# [Work to be completed]
Set down each entry exactly as given; pictures should not appear in the copy.

# [Supplied entries]
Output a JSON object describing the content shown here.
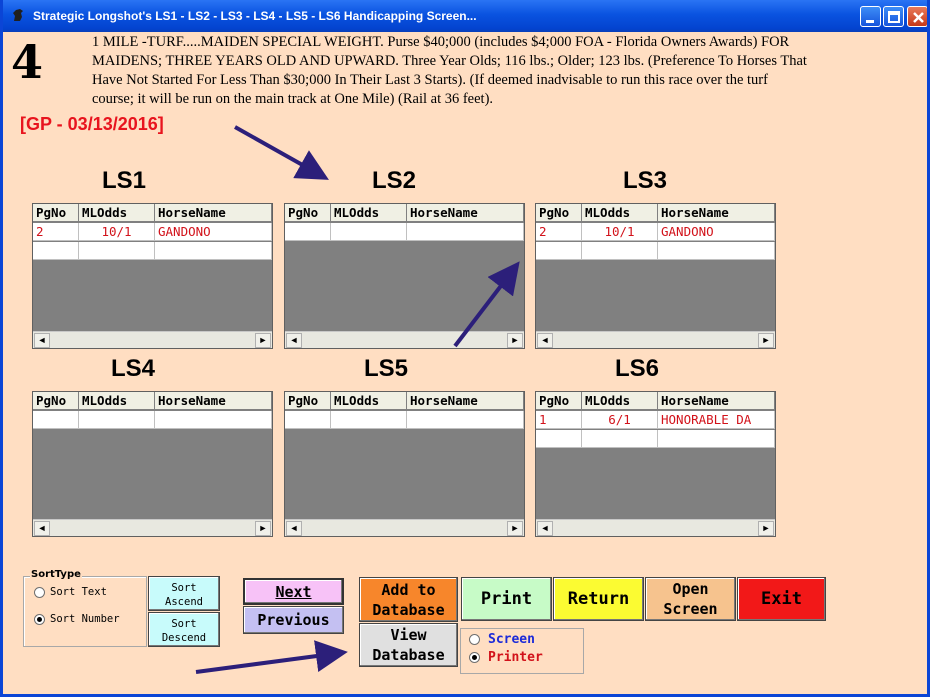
{
  "window": {
    "title": "Strategic Longshot's LS1 - LS2 - LS3 - LS4 - LS5 - LS6 Handicapping Screen...",
    "titlebar_color": "#0a53e0"
  },
  "race": {
    "number": "4",
    "description": "1 MILE -TURF.....MAIDEN SPECIAL WEIGHT. Purse $40;000 (includes $4;000 FOA - Florida Owners Awards) FOR MAIDENS; THREE YEARS OLD AND UPWARD. Three Year Olds; 116 lbs.; Older; 123 lbs. (Preference To Horses That Have Not Started For Less Than $30;000 In Their Last 3 Starts). (If deemed inadvisable to run this race over the turf course; it will be run on the main track at One Mile) (Rail at 36 feet).",
    "track_date": "[GP - 03/13/2016]"
  },
  "grid_columns": [
    "PgNo",
    "MLOdds",
    "HorseName"
  ],
  "lists": [
    {
      "label": "LS1",
      "rows": [
        {
          "pgno": "2",
          "odds": "10/1",
          "horse": "GANDONO"
        }
      ]
    },
    {
      "label": "LS2",
      "rows": []
    },
    {
      "label": "LS3",
      "rows": [
        {
          "pgno": "2",
          "odds": "10/1",
          "horse": "GANDONO"
        }
      ]
    },
    {
      "label": "LS4",
      "rows": []
    },
    {
      "label": "LS5",
      "rows": []
    },
    {
      "label": "LS6",
      "rows": [
        {
          "pgno": "1",
          "odds": "6/1",
          "horse": "HONORABLE DA"
        }
      ]
    }
  ],
  "sort_type": {
    "legend": "SortType",
    "options": [
      "Sort Text",
      "Sort Number"
    ],
    "selected": "Sort Number",
    "ascend_label": [
      "Sort",
      "Ascend"
    ],
    "descend_label": [
      "Sort",
      "Descend"
    ]
  },
  "buttons": {
    "next": "Next",
    "previous": "Previous",
    "add_to_database": [
      "Add to",
      "Database"
    ],
    "view_database": [
      "View",
      "Database"
    ],
    "print": "Print",
    "return": "Return",
    "open_screen": [
      "Open",
      "Screen"
    ],
    "exit": "Exit"
  },
  "output": {
    "options": [
      "Screen",
      "Printer"
    ],
    "selected": "Printer"
  },
  "colors": {
    "background": "#ffdec2",
    "highlight_text": "#d2121a",
    "annotation_arrow": "#2c1f7a"
  }
}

# [Response]
Output a JSON object describing the content shown here.
{
  "window": {
    "title": "Strategic Longshot's LS1 - LS2 - LS3 - LS4 - LS5 - LS6 Handicapping Screen...",
    "titlebar_color": "#0a53e0"
  },
  "race": {
    "number": "4",
    "description": "1 MILE -TURF.....MAIDEN SPECIAL WEIGHT. Purse $40;000 (includes $4;000 FOA - Florida Owners Awards) FOR MAIDENS; THREE YEARS OLD AND UPWARD. Three Year Olds; 116 lbs.; Older; 123 lbs. (Preference To Horses That Have Not Started For Less Than $30;000 In Their Last 3 Starts). (If deemed inadvisable to run this race over the turf course; it will be run on the main track at One Mile) (Rail at 36 feet).",
    "track_date": "[GP - 03/13/2016]"
  },
  "grid_columns": [
    "PgNo",
    "MLOdds",
    "HorseName"
  ],
  "lists": [
    {
      "label": "LS1",
      "rows": [
        {
          "pgno": "2",
          "odds": "10/1",
          "horse": "GANDONO"
        }
      ]
    },
    {
      "label": "LS2",
      "rows": []
    },
    {
      "label": "LS3",
      "rows": [
        {
          "pgno": "2",
          "odds": "10/1",
          "horse": "GANDONO"
        }
      ]
    },
    {
      "label": "LS4",
      "rows": []
    },
    {
      "label": "LS5",
      "rows": []
    },
    {
      "label": "LS6",
      "rows": [
        {
          "pgno": "1",
          "odds": "6/1",
          "horse": "HONORABLE DA"
        }
      ]
    }
  ],
  "sort_type": {
    "legend": "SortType",
    "options": [
      "Sort Text",
      "Sort Number"
    ],
    "selected": "Sort Number",
    "ascend_label": [
      "Sort",
      "Ascend"
    ],
    "descend_label": [
      "Sort",
      "Descend"
    ]
  },
  "buttons": {
    "next": "Next",
    "previous": "Previous",
    "add_to_database": [
      "Add to",
      "Database"
    ],
    "view_database": [
      "View",
      "Database"
    ],
    "print": "Print",
    "return": "Return",
    "open_screen": [
      "Open",
      "Screen"
    ],
    "exit": "Exit"
  },
  "output": {
    "options": [
      "Screen",
      "Printer"
    ],
    "selected": "Printer"
  },
  "colors": {
    "background": "#ffdec2",
    "highlight_text": "#d2121a",
    "annotation_arrow": "#2c1f7a"
  }
}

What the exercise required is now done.